Melvin Jones

Aaron Leftwich

Curtis Scott
Daniel Jones

Deijah Smith
David Odom

Marcallus Sunday

Yolanda Walker-Lopez
Shirley Flemmings

Lee Taft

Andre Woods
Rev. Dr. James D Ballard

Derek Caldwell

Sandra Chapman
Veronica Foster

Barbara Thorne
Harold Thompson

Katrinda Webster


Eduardo Barrow

Evyan Durham

Robin McKinnie
Arthur Hardin

Tammie Collins

Clara Cunningham

James Lomax
Shawnta Bass

Gilbert Herriott

Winifred Thompson-Hawkins
James Huntley

Judy Nye
Francine Madrey
Johnetta Hill

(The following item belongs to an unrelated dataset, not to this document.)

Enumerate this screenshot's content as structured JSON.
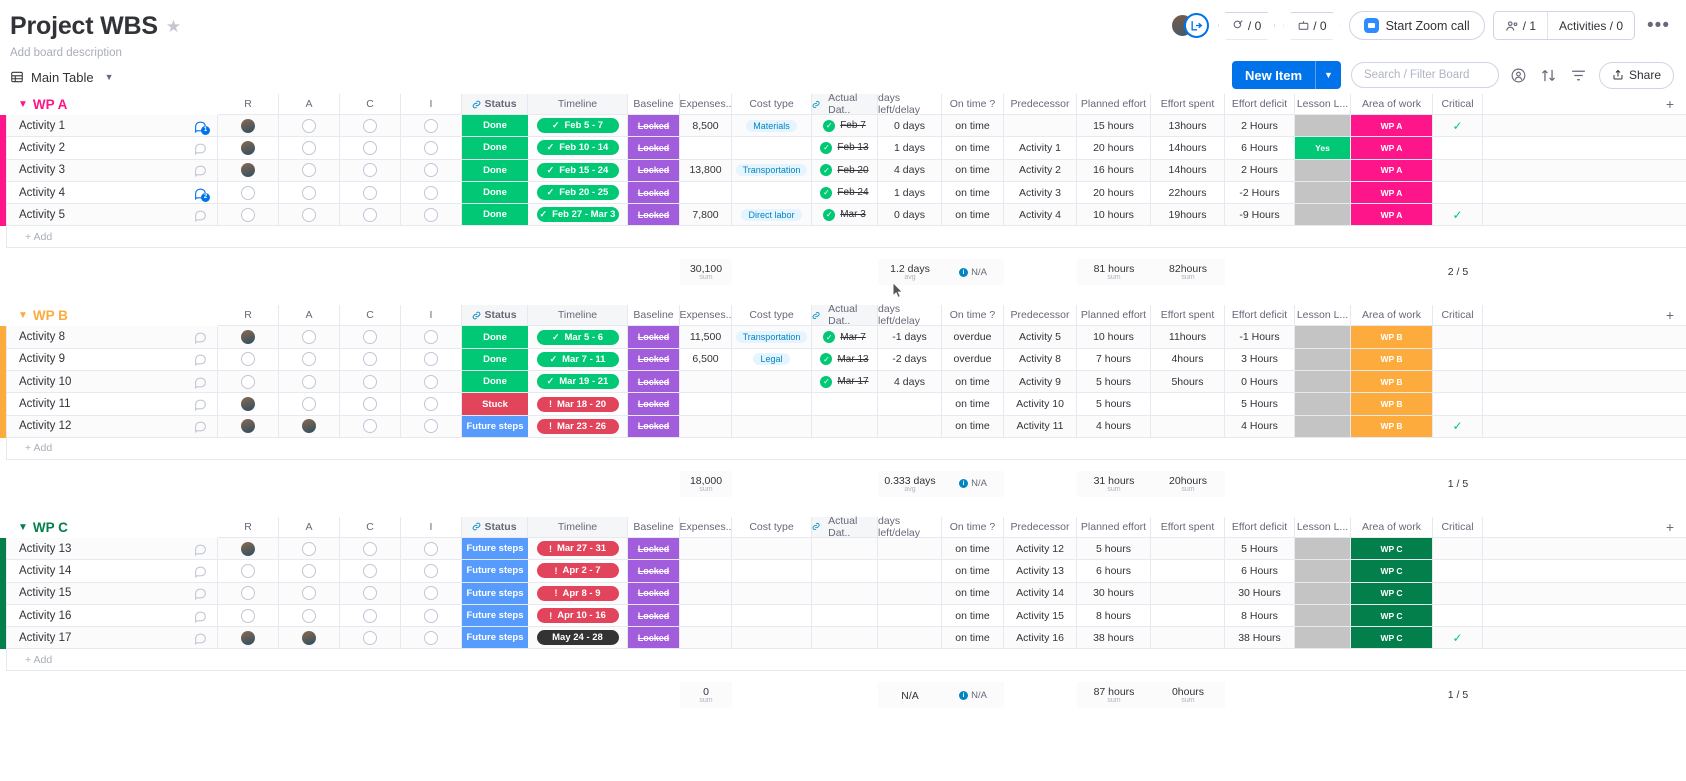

Tedra Killings

Shauntilla Scales

Sanaa Puryear Daisy Scales Carmen Stackhouse Juan Thompson, II


Michael McKinnie

Chapelle Parker-Turner
Niya Grant

Stefon Plummer

Erica Woods
Jiyai Parreott
Sharon Pratt

Staphanie Grady

Constance Lawrence-Mitchell Sharal Reed
Nathan Crocker

Julius Pearson

Jonovan Smith
LaFonzo Hairston

Kenneth Tate


Xavier Bell

Frederick Evans, Jr.

Lamara King

Allen Ramseur

Caroline Rice


Matthew Blyther

Nicole Drake

John Thacker

Crystal Ward


Mia Leftwich

Joseph Smith

Chanel Cannady

Lilerwease Carter

Tonia McKinnie

Keniya Plummer


James Brandon

Krystle Davis